Among the records below, find each line that includes the string "SIGN" and copy it.
═════ Available data
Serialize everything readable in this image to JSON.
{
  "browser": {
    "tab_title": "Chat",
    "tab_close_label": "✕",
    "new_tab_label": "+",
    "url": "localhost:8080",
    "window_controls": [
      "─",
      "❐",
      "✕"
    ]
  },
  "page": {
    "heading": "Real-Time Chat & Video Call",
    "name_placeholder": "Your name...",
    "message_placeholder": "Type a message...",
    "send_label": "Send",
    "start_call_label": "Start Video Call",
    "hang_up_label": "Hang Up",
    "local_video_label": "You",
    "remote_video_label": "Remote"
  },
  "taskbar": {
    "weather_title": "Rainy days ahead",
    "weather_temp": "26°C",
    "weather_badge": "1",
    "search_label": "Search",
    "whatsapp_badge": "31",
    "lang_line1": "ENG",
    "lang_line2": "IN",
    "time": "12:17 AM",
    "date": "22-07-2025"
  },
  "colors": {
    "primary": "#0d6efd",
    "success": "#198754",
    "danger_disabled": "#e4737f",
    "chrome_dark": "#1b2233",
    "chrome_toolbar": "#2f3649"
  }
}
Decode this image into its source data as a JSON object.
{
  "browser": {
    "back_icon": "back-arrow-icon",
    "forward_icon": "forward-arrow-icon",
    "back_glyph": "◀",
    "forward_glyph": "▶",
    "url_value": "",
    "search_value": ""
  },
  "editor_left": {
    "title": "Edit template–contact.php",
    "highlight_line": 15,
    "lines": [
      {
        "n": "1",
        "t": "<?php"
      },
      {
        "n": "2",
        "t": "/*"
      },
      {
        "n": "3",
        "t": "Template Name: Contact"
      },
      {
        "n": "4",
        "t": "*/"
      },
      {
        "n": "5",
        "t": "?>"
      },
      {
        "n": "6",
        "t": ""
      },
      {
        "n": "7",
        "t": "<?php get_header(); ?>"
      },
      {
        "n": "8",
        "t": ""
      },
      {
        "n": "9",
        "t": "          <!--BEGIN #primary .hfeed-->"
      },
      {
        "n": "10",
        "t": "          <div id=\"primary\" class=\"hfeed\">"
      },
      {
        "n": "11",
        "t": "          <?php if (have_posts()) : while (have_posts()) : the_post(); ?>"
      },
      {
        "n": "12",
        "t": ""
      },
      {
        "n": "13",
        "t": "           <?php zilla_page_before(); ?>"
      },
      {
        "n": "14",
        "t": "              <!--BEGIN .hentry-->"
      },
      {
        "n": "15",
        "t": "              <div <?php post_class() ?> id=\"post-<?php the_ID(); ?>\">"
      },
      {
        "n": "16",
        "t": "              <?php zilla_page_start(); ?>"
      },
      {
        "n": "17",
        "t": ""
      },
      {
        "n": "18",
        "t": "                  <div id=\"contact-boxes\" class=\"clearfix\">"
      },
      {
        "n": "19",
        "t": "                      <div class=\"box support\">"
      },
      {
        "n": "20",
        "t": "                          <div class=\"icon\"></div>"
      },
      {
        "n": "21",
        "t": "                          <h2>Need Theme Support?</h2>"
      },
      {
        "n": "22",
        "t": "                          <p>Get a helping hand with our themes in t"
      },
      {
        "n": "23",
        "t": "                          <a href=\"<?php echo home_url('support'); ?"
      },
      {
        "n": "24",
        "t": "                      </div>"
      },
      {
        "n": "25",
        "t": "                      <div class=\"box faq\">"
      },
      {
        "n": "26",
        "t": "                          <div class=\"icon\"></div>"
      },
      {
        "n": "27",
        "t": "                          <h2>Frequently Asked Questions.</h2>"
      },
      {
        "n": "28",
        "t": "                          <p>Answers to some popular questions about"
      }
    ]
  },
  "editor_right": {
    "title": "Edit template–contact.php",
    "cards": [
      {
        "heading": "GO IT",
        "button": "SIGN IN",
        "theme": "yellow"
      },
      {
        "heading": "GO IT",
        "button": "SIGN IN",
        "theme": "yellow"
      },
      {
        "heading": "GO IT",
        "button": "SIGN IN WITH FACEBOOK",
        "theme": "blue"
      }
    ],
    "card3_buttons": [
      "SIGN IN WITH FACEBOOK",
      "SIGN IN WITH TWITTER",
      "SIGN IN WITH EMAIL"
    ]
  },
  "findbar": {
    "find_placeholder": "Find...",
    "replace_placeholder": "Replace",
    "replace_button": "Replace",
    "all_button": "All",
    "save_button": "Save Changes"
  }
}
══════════
Task output =>
        "button": "SIGN IN",
        "button": "SIGN IN",
        "button": "SIGN IN WITH FACEBOOK",
      "SIGN IN WITH FACEBOOK",
      "SIGN IN WITH TWITTER",
      "SIGN IN WITH EMAIL"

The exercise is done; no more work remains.